ASSIGNMENT: Filter the lines below, copying only those with the string "name".

Start of RECORDS SHOWN

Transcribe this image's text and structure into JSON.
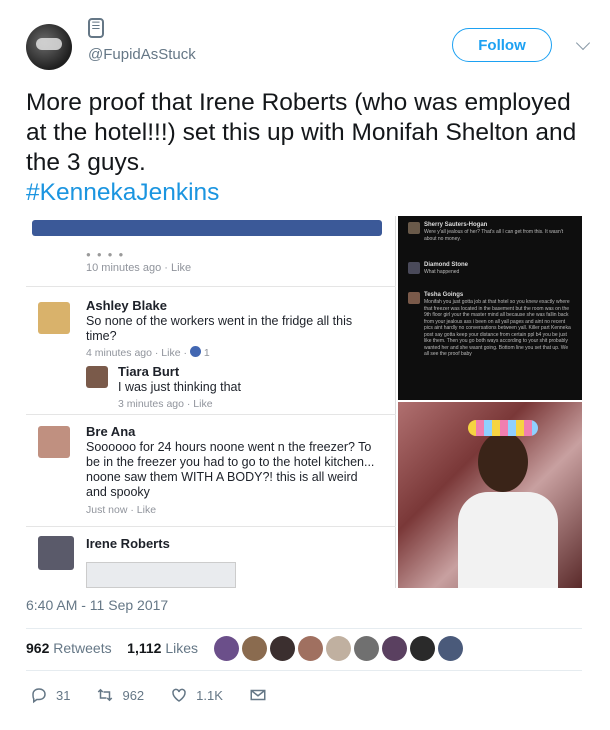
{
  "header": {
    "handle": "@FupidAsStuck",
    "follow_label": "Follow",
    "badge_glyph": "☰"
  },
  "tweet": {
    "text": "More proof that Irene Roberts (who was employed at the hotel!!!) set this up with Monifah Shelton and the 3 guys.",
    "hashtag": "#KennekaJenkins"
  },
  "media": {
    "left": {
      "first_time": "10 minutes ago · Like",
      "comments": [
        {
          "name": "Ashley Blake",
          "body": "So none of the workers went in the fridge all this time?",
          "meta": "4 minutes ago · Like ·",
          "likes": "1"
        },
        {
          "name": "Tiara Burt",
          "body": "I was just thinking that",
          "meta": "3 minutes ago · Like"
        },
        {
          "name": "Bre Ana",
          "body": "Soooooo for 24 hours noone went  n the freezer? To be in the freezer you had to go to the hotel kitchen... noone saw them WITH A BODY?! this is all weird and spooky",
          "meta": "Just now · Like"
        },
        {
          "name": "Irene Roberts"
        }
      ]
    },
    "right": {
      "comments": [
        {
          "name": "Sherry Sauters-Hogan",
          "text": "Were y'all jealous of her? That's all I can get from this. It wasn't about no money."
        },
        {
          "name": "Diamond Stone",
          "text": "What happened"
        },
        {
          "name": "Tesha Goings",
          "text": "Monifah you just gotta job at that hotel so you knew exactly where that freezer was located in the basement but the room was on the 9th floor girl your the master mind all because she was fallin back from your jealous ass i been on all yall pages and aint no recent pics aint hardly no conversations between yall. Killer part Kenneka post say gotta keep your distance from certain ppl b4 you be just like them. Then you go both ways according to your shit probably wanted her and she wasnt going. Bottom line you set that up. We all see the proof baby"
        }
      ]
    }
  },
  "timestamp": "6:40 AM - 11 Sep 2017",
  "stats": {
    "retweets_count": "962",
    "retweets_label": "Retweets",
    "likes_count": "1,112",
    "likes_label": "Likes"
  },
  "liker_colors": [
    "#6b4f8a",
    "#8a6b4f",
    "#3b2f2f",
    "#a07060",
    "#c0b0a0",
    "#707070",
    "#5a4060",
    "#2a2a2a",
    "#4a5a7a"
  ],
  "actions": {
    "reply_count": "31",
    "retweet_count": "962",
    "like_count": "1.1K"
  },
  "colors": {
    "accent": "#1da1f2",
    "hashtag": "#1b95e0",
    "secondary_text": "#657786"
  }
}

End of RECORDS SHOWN
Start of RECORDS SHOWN

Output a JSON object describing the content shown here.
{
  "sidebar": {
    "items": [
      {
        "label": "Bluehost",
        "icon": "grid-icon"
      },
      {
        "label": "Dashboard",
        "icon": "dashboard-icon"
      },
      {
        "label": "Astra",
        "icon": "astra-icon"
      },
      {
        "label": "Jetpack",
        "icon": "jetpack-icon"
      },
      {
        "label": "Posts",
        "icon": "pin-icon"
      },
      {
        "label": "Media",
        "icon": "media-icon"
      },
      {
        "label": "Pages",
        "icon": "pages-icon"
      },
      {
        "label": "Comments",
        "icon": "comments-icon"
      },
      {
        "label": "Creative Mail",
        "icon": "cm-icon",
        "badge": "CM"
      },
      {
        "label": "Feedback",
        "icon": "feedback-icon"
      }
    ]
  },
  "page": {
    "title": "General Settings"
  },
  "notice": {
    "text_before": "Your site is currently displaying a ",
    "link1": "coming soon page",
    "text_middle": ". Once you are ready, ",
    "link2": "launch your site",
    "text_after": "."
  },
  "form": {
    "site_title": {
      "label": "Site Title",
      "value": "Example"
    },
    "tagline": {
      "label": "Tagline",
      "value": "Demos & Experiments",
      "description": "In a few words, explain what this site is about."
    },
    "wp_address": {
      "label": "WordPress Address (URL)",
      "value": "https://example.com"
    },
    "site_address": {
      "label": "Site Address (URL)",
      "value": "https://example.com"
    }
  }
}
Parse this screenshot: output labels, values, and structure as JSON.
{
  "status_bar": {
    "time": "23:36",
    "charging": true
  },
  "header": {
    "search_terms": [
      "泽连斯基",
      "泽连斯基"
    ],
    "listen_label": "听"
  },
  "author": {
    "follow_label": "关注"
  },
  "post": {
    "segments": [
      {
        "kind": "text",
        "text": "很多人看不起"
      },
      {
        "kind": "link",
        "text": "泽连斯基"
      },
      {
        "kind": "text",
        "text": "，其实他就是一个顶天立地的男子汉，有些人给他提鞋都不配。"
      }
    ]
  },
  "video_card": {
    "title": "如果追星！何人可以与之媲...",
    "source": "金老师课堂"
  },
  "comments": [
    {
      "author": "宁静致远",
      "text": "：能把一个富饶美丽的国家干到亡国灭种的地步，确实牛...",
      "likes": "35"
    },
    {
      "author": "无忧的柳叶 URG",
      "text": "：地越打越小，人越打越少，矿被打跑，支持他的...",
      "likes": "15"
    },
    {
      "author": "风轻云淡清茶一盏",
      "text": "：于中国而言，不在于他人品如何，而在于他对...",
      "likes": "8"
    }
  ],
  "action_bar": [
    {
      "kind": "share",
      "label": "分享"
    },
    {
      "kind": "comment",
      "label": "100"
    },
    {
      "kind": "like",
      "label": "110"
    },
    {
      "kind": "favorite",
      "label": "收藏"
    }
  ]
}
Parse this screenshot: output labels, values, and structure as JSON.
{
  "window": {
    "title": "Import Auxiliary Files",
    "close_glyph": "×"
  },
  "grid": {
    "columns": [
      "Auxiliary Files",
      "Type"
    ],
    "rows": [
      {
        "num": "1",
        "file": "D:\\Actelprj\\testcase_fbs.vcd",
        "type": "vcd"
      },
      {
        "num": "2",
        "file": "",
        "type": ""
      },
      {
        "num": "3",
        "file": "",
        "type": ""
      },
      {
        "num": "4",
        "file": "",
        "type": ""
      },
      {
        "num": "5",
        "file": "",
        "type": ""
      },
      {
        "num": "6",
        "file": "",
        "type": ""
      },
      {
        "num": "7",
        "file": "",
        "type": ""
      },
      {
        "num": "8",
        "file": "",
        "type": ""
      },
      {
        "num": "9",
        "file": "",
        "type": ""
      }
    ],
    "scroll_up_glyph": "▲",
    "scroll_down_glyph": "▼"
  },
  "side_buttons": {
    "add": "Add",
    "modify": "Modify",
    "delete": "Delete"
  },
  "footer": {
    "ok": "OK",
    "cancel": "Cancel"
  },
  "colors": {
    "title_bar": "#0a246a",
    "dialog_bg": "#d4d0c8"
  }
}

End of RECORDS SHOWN

RESULT OF THE EXERCISE:
          "name": "Ashley Blake",
          "name": "Tiara Burt",
          "name": "Bre Ana",
          "name": "Irene Roberts"
          "name": "Sherry Sauters-Hogan",
          "name": "Diamond Stone",
          "name": "Tesha Goings",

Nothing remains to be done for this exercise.